Tickets for concerts, football & attractions – £744 [2021 £589] – This is another area of spending that hasn’t recovered in the AC [After Covid-19] world. In 2019 we spent £200 more on going out than we did in 2022 and in 2018 we spent even more! Nevertheless we are getting back into the swing of enjoying some experiences. Gigs in 2022 included The Pretty Reckless in Manchester and we had a nostalgic trip to see Preston North End play football with a friend [we were regulars when we lived in Preston]. I sat next to a couple who had been attending PNE matches for over seven decades, what dedication! We have also visited some wonderful places, a highlight being Eilean Bàn early in the year. This island sitting under the bridge between the Isle of Skye and Kyle of Lochalsh is a haven for nature and has a delightful museum to Gavin Maxwell who lived here at one time.
Public transport costs – £691 [2021 £528] – Bus and train fares have increased. On our regular trips to Manchester to see friends we always choose to let the train take the strain but the West Coast Mainline now resembles a lottery more than a service. Three train companies run this route, Northern, TransPennine and Avanti and all of them [but particularly the latter two] have failed to provide a full timetable throughout the year even before strikes began. We now expect cancelled trains on the reduced timetable and plan accordingly after a couple of frustrating and uncomfortable journeys.
Giving – £940 [4% of total spending] [2021 £1,352 / 6%]
Gifts & donations – £940 [2021 £1,352] – In 2022 we have supported Morecambe’s Food Bank, charities campaigning against climate change and Ukraine. Whereas our donations to charities have increased, our gift giving has been more frugal. What isn’t included in this figure is the regular item I pop into the Food Bank bin in the supermarket. This is a small part of our grocery total and we find it is a way of giving without noticing the financial cost.
TOTAL SPENDING FOR 2022 – £26,405
Considering inflation and some big frugal fails I am happy with this figure. The area I would like to reduce in 2023 is the £4,700+ we spent on stuff. Even though where possible we bought second hand, much of this spending has a negative impact on our planet.

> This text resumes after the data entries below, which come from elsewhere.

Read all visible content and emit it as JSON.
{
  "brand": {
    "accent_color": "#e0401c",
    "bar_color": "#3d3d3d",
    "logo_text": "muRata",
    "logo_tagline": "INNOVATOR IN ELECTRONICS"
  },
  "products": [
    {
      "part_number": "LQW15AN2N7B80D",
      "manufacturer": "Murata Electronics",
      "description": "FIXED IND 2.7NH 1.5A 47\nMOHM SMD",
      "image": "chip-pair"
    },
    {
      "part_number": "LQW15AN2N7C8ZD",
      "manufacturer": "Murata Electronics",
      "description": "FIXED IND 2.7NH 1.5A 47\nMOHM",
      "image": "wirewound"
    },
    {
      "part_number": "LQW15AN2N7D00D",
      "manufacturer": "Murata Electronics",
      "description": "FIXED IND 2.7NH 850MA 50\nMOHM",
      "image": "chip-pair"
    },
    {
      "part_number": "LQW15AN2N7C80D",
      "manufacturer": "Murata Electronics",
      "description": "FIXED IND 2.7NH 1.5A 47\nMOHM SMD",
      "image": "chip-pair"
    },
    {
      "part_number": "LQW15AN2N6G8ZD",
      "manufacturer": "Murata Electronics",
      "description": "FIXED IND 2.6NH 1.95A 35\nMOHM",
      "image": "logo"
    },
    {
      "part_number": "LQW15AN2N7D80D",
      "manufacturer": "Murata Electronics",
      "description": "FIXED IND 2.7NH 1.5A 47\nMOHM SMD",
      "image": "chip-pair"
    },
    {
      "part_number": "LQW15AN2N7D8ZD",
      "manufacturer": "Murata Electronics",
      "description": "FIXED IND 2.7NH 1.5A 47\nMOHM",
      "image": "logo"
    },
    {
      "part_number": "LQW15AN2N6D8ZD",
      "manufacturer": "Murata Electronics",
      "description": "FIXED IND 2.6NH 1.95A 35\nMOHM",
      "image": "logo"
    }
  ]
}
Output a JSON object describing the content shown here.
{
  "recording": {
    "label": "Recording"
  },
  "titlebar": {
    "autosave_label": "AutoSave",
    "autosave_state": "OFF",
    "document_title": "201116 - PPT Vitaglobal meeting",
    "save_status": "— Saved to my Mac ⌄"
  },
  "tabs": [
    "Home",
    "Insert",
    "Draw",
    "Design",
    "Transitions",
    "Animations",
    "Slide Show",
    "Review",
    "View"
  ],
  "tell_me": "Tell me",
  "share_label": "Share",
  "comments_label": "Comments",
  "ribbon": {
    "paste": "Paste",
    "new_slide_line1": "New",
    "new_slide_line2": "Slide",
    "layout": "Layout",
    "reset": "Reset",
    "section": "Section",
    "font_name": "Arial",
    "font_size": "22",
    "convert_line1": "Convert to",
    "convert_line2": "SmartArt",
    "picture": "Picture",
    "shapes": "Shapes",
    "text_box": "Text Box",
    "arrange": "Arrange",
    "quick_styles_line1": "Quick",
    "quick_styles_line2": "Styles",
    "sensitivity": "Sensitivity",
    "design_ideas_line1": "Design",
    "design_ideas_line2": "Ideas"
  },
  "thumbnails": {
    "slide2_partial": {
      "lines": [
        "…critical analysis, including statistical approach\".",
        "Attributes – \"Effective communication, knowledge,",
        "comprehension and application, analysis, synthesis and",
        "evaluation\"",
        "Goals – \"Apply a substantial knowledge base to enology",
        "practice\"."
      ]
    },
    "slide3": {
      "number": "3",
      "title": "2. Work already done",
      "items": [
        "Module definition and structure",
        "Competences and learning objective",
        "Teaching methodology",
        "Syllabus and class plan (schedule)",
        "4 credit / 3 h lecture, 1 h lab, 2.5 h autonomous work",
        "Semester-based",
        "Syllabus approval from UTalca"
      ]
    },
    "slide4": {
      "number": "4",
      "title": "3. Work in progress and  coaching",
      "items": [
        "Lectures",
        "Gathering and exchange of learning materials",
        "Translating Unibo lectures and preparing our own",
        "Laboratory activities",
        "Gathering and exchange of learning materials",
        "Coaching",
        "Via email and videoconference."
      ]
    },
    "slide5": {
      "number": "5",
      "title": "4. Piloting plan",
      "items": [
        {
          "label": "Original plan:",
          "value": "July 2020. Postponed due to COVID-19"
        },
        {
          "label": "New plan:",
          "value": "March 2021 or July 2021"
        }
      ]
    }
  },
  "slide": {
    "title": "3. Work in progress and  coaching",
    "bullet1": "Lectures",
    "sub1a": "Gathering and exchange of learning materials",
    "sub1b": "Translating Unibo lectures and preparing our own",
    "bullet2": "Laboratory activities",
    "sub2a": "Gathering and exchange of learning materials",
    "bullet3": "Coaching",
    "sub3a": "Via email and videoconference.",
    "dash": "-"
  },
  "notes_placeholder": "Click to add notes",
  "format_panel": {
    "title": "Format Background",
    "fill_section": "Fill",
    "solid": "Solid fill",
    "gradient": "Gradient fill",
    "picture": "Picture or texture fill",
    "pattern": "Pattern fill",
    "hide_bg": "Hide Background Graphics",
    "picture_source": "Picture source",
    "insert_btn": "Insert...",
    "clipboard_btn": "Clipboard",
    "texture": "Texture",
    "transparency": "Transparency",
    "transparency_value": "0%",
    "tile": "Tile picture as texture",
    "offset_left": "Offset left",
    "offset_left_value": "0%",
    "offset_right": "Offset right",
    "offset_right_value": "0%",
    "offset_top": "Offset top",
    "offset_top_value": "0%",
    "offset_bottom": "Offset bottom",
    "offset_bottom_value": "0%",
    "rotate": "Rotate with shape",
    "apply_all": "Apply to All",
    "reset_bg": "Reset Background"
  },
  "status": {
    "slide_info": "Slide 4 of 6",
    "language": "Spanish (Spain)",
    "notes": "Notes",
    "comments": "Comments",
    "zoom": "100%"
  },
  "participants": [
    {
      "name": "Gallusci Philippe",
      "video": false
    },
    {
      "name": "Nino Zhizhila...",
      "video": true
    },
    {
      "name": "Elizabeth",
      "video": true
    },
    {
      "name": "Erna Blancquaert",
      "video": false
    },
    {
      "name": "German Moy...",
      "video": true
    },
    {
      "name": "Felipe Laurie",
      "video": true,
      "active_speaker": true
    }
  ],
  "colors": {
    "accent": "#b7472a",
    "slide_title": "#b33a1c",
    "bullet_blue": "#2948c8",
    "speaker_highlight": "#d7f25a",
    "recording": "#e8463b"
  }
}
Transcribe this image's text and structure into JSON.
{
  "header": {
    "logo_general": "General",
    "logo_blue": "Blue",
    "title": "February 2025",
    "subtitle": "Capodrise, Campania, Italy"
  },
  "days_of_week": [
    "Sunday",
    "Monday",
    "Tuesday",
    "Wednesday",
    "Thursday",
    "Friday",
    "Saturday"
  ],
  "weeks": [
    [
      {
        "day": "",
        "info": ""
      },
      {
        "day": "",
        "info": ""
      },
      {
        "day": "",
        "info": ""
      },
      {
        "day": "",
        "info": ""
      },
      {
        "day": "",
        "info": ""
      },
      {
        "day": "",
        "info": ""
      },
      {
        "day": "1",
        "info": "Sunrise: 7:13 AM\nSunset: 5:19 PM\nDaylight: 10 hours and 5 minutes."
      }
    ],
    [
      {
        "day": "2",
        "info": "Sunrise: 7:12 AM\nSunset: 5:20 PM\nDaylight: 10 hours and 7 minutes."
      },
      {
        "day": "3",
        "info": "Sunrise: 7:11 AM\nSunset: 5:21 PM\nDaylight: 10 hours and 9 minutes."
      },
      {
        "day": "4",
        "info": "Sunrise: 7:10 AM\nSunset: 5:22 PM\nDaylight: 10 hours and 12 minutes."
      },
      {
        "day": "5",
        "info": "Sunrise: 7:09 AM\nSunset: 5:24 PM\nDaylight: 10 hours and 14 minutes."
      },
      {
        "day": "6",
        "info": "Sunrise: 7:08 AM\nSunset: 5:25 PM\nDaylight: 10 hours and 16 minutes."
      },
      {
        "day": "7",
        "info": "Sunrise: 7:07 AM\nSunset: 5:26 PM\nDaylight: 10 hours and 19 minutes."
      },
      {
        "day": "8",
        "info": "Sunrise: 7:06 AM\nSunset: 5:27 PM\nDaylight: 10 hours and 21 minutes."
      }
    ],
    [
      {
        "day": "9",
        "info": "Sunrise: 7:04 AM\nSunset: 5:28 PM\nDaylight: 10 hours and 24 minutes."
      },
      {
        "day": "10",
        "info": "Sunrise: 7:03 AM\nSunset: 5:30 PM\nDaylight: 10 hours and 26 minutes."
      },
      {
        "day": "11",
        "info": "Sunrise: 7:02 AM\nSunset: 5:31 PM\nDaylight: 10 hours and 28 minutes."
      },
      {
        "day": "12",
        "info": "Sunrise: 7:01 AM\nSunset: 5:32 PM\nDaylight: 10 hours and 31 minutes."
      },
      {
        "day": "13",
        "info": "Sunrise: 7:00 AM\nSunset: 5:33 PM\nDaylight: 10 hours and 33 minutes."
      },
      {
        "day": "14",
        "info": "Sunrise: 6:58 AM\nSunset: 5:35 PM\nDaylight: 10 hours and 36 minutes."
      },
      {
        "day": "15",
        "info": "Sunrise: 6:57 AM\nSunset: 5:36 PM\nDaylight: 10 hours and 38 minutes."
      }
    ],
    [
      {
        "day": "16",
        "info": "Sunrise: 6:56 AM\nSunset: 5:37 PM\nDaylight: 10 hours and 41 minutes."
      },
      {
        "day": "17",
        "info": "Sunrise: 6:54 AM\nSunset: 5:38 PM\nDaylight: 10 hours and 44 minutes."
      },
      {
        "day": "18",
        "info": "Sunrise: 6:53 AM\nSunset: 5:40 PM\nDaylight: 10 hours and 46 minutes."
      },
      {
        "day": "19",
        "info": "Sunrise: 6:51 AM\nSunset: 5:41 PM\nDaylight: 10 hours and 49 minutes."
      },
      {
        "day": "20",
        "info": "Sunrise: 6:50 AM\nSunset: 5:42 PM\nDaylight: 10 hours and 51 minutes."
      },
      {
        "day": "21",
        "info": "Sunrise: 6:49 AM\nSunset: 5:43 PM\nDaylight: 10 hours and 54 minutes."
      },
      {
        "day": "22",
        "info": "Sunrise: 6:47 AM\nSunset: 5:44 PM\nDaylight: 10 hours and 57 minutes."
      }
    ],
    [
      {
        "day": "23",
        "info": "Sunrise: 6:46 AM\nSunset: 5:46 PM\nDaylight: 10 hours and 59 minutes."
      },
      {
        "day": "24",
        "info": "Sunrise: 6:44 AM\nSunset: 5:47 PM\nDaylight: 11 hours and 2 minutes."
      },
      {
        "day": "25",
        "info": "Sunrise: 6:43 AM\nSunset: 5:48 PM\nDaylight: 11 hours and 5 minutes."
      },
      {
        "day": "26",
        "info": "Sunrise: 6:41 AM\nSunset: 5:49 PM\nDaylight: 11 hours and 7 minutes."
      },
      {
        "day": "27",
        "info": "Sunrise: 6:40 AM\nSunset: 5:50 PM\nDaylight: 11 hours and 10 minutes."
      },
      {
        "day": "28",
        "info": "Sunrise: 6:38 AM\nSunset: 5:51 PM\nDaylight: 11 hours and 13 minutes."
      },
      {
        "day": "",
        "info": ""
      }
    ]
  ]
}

Over my six years of retirement we have spent an average of £24,715 a year.Thanks to my travel writing income over these years we have enough flexibility to be able to have a budget of more than £27,000 in 2023 and beyond without being forced to go back to the nine-to-five.
We now have only three years until we are both receiving our state pensions and no longer rely on our savings.
Although retiring early was fantastic, for me, saving was never just about being able to give up work before we were in our mid-60s, it was also about us having the financial resilience to survive whatever ups and downs life threw at us. Let’s hope we continue to stay afloat and even thrive through whatever 2023 brings us.
Let me know in the comments below how your budget matched your spending in 2022.